[Entries from a dataset of interfaces]
..........

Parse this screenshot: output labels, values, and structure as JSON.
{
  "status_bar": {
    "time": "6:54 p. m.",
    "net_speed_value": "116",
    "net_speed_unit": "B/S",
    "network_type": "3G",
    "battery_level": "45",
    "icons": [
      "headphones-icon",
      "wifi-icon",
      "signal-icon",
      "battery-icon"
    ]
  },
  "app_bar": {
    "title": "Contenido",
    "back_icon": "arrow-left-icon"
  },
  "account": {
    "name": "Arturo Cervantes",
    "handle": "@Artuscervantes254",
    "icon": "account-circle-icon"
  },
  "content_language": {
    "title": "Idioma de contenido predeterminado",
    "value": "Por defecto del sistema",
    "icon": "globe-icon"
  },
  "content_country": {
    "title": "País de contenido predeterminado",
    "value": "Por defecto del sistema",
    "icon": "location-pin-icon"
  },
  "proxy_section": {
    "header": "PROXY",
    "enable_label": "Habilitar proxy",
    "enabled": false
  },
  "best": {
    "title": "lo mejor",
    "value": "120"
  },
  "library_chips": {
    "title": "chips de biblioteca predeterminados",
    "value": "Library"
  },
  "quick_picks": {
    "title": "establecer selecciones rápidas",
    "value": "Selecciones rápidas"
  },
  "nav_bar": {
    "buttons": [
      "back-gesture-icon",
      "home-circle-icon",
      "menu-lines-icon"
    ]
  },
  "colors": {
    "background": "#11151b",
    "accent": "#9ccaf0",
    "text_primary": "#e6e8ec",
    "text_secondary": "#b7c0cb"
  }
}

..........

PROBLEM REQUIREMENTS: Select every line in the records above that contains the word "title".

WRITTEN ANSWER:
    "title": "Contenido",
    "title": "Idioma de contenido predeterminado",
    "title": "País de contenido predeterminado",
    "title": "lo mejor",
    "title": "chips de biblioteca predeterminados",
    "title": "establecer selecciones rápidas",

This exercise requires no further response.